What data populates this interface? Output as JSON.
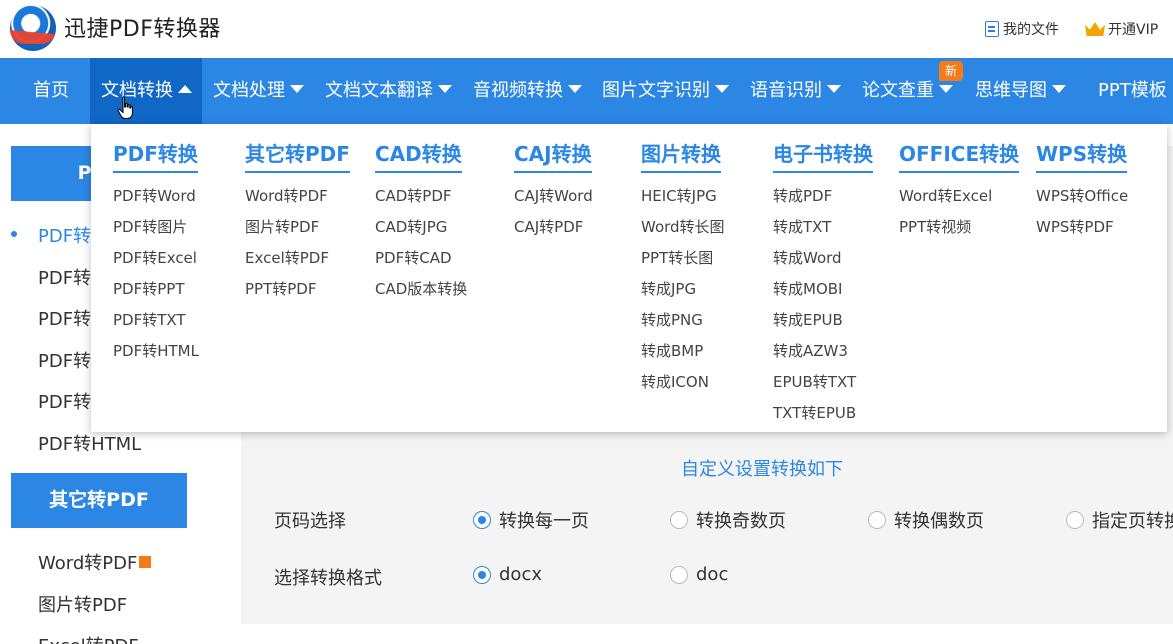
{
  "header": {
    "app_title": "迅捷PDF转换器",
    "my_files": "我的文件",
    "vip": "开通VIP"
  },
  "nav": {
    "items": [
      "首页",
      "文档转换",
      "文档处理",
      "文档文本翻译",
      "音视频转换",
      "图片文字识别",
      "语音识别",
      "论文查重",
      "思维导图",
      "PPT模板"
    ],
    "active_index": 1,
    "new_badge": "新"
  },
  "sidebar": {
    "group1_head": "PDF",
    "group1_items": [
      "PDF转",
      "PDF转",
      "PDF转",
      "PDF转",
      "PDF转",
      "PDF转HTML"
    ],
    "group2_head": "其它转PDF",
    "group2_items": [
      "Word转PDF",
      "图片转PDF",
      "Excel转PDF"
    ]
  },
  "dropdown": {
    "columns": [
      {
        "head": "PDF转换",
        "items": [
          "PDF转Word",
          "PDF转图片",
          "PDF转Excel",
          "PDF转PPT",
          "PDF转TXT",
          "PDF转HTML"
        ]
      },
      {
        "head": "其它转PDF",
        "items": [
          "Word转PDF",
          "图片转PDF",
          "Excel转PDF",
          "PPT转PDF"
        ]
      },
      {
        "head": "CAD转换",
        "items": [
          "CAD转PDF",
          "CAD转JPG",
          "PDF转CAD",
          "CAD版本转换"
        ]
      },
      {
        "head": "CAJ转换",
        "items": [
          "CAJ转Word",
          "CAJ转PDF"
        ]
      },
      {
        "head": "图片转换",
        "items": [
          "HEIC转JPG",
          "Word转长图",
          "PPT转长图",
          "转成JPG",
          "转成PNG",
          "转成BMP",
          "转成ICON"
        ]
      },
      {
        "head": "电子书转换",
        "items": [
          "转成PDF",
          "转成TXT",
          "转成Word",
          "转成MOBI",
          "转成EPUB",
          "转成AZW3",
          "EPUB转TXT",
          "TXT转EPUB"
        ]
      },
      {
        "head": "OFFICE转换",
        "items": [
          "Word转Excel",
          "PPT转视频"
        ]
      },
      {
        "head": "WPS转换",
        "items": [
          "WPS转Office",
          "WPS转PDF"
        ]
      }
    ]
  },
  "settings": {
    "title": "自定义设置转换如下",
    "page_label": "页码选择",
    "page_options": [
      "转换每一页",
      "转换奇数页",
      "转换偶数页",
      "指定页转换"
    ],
    "page_selected": 0,
    "format_label": "选择转换格式",
    "format_options": [
      "docx",
      "doc"
    ],
    "format_selected": 0
  }
}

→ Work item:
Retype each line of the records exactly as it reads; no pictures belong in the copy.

→ Result below:
What data populates this interface? Output as JSON.
{
  "header": {
    "app_title": "迅捷PDF转换器",
    "my_files": "我的文件",
    "vip": "开通VIP"
  },
  "nav": {
    "items": [
      "首页",
      "文档转换",
      "文档处理",
      "文档文本翻译",
      "音视频转换",
      "图片文字识别",
      "语音识别",
      "论文查重",
      "思维导图",
      "PPT模板"
    ],
    "active_index": 1,
    "new_badge": "新"
  },
  "sidebar": {
    "group1_head": "PDF",
    "group1_items": [
      "PDF转",
      "PDF转",
      "PDF转",
      "PDF转",
      "PDF转",
      "PDF转HTML"
    ],
    "group2_head": "其它转PDF",
    "group2_items": [
      "Word转PDF",
      "图片转PDF",
      "Excel转PDF"
    ]
  },
  "dropdown": {
    "columns": [
      {
        "head": "PDF转换",
        "items": [
          "PDF转Word",
          "PDF转图片",
          "PDF转Excel",
          "PDF转PPT",
          "PDF转TXT",
          "PDF转HTML"
        ]
      },
      {
        "head": "其它转PDF",
        "items": [
          "Word转PDF",
          "图片转PDF",
          "Excel转PDF",
          "PPT转PDF"
        ]
      },
      {
        "head": "CAD转换",
        "items": [
          "CAD转PDF",
          "CAD转JPG",
          "PDF转CAD",
          "CAD版本转换"
        ]
      },
      {
        "head": "CAJ转换",
        "items": [
          "CAJ转Word",
          "CAJ转PDF"
        ]
      },
      {
        "head": "图片转换",
        "items": [
          "HEIC转JPG",
          "Word转长图",
          "PPT转长图",
          "转成JPG",
          "转成PNG",
          "转成BMP",
          "转成ICON"
        ]
      },
      {
        "head": "电子书转换",
        "items": [
          "转成PDF",
          "转成TXT",
          "转成Word",
          "转成MOBI",
          "转成EPUB",
          "转成AZW3",
          "EPUB转TXT",
          "TXT转EPUB"
        ]
      },
      {
        "head": "OFFICE转换",
        "items": [
          "Word转Excel",
          "PPT转视频"
        ]
      },
      {
        "head": "WPS转换",
        "items": [
          "WPS转Office",
          "WPS转PDF"
        ]
      }
    ]
  },
  "settings": {
    "title": "自定义设置转换如下",
    "page_label": "页码选择",
    "page_options": [
      "转换每一页",
      "转换奇数页",
      "转换偶数页",
      "指定页转换"
    ],
    "page_selected": 0,
    "format_label": "选择转换格式",
    "format_options": [
      "docx",
      "doc"
    ],
    "format_selected": 0
  }
}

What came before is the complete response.